Killeavy Castle, County Armagh
Executive chef Darragh Dooley of Killeavy Castle Hotel grew up with an avid gardener father, so developing the kitchen garden at Killeavy Estate has been a sort of home-coming, with weeding and harvesting now natural elements of his chefs’ regular duties. All beef and lamb sold at Killeavy comes from their own Longhorn cattle and Cheviot sheep, whether at their farm shop, bar or fine-dining restaurant.

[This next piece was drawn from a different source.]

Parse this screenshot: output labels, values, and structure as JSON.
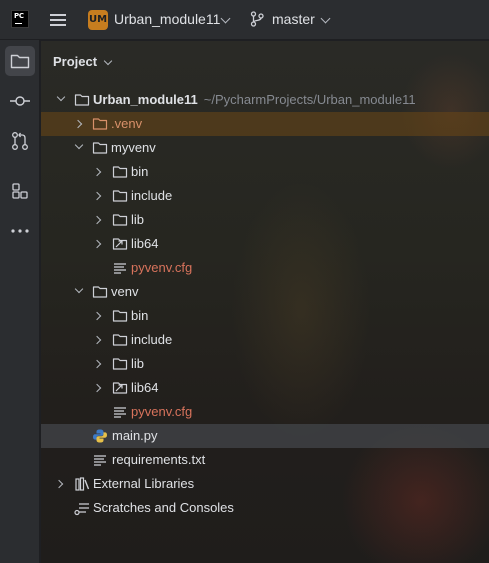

A tasting menu might start with a savoury Victoria sponge with beetroot, caviar and capers, washed down with homemade kombucha of preserved summer berries and dandelion leaf, followed by cured Killeavy lamb cooked over charcoal and served Irish stew-style in lamb consommé with estate vegetables.
Besides winning them accolades and awards for their food and drink experience, Darragh says the benefits of their farm-to-fork philosophy include a “reduction in travel, freshness you can’t beat, and control over the produce, which we grow organically.” What they can’t produce themselves, they mostly source within 20 miles. “It also creates jobs and reduces our carbon footprint; the only footprint is our own going from the kitchen out to the fields.”

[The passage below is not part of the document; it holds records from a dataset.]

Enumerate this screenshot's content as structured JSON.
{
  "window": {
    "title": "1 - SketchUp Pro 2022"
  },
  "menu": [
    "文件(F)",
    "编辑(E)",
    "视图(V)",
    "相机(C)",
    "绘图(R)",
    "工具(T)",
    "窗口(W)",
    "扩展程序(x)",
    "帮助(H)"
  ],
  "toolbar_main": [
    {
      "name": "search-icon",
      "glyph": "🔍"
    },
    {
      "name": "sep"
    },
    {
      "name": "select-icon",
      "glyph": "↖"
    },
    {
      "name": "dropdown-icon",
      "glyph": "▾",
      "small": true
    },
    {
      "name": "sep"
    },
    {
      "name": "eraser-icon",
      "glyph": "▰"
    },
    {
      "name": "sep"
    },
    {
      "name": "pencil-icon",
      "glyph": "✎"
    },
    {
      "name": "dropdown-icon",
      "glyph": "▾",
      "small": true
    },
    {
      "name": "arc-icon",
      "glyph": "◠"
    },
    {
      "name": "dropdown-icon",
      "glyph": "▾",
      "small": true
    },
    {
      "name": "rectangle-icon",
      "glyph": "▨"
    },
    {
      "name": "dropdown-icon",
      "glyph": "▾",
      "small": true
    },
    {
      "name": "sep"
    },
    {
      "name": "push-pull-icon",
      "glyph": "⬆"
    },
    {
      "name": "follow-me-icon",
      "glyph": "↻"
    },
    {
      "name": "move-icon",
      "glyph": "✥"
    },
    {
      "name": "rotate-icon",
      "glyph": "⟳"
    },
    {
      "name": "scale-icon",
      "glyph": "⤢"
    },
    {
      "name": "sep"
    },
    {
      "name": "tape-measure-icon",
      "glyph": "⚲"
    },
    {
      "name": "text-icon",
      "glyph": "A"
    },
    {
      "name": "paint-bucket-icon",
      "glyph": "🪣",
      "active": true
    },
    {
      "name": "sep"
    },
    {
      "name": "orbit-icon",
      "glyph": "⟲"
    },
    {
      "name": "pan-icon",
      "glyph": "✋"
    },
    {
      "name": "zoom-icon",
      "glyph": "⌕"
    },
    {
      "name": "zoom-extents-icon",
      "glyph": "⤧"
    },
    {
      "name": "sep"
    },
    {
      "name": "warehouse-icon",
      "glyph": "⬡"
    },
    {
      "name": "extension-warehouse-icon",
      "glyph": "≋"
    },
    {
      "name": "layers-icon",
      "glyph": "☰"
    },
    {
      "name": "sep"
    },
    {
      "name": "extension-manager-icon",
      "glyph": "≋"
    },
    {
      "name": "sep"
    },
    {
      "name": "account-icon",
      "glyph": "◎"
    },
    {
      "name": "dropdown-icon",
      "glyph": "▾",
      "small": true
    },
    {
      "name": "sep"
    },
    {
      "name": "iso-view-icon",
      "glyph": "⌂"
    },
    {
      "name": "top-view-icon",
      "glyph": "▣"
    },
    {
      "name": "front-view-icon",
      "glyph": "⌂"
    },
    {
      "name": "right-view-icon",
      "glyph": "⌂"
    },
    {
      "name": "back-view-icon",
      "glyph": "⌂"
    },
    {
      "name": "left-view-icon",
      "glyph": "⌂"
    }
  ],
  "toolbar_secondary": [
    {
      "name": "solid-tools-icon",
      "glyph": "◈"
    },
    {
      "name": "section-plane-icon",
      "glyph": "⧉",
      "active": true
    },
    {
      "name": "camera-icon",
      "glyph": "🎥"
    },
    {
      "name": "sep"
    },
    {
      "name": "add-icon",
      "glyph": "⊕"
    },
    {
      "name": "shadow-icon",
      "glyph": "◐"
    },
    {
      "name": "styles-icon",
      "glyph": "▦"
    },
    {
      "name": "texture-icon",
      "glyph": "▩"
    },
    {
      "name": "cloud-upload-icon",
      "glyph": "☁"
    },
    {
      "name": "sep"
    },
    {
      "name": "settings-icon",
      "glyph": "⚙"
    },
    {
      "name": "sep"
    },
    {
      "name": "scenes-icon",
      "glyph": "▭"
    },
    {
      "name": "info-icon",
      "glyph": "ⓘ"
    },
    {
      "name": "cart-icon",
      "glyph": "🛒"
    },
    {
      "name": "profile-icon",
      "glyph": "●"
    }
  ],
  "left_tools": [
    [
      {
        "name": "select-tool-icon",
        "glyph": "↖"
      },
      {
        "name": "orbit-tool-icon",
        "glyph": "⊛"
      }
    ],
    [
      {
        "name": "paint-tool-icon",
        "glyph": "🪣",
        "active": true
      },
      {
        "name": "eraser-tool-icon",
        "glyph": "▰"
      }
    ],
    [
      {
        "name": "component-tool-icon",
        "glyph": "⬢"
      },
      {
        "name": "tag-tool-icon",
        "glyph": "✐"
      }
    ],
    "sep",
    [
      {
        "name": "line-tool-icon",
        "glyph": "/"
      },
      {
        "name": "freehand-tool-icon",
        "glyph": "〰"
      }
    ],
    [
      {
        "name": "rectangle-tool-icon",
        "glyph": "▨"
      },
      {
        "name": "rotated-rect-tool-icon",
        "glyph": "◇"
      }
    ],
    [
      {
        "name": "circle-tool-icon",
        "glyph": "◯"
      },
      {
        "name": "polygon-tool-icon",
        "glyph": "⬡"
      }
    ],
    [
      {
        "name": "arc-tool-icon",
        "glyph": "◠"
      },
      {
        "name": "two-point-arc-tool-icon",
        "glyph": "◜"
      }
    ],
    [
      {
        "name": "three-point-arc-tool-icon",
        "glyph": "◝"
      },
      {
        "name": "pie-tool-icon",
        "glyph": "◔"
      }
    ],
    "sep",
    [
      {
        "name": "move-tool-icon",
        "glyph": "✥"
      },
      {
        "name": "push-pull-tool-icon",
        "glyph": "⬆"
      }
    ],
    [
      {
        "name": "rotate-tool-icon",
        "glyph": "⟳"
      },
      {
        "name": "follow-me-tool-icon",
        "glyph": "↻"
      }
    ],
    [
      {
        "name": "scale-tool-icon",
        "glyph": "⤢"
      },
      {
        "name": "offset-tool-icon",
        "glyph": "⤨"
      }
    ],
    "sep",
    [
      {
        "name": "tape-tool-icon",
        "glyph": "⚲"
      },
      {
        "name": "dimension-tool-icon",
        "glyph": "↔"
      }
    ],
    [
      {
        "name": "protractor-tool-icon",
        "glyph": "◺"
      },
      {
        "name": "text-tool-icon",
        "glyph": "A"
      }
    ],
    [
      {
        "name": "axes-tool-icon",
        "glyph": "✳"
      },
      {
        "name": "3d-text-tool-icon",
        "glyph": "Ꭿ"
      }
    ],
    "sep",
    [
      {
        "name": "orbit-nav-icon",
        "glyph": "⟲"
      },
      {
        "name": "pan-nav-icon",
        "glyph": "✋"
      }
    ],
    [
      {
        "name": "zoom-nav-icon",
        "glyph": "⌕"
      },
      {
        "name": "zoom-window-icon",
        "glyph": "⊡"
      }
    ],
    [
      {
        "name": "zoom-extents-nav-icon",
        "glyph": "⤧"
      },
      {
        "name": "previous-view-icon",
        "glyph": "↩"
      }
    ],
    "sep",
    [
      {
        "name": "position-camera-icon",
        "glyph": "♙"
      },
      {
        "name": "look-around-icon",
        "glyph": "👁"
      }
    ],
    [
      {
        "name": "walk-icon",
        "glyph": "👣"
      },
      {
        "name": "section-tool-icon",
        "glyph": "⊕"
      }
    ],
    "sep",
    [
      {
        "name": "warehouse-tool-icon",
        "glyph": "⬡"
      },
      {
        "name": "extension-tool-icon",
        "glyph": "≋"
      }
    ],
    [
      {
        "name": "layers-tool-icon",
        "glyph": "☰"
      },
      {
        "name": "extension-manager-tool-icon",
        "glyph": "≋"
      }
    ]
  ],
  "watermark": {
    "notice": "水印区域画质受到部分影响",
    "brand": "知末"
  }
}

Ox restaurant, Belfast
Not every restaurant can have its very own kitchen garden, but that doesn’t stop Irish chefs from pushing the limits of what local seasonal food might mean. Fig leaf ice-cream, anyone? At Belfast city’s Michelin-starred Ox, chef-proprietor Stevie Toman has developed close relationships with local suppliers such as the talented horticulturist Lady Dunleath, better known as Vibse to friends and co-members of her monthly Paradise Gardening Club (guests members welcome).
The paradise in question is the walled garden at the 1,300-acre demesne of Ballywater Park on the Ards Peninsula in County Down. The chefs at Ox regularly visit to take their seasonal pick of everything from courgettes (with flowers), to wild garlic and red-veined sorrel, plus nectarines and apricots, strawberries and rhubarb, and the fruit – and leaves – of a 200-year-old fig tree. “You name it, we grow it,” she says, “and he chooses what he wants when he can send chefs down. If they are too busy, we do a pick and I deliver in my electric car. Stevie has a million ideas for experimenting and is a joy to supply.”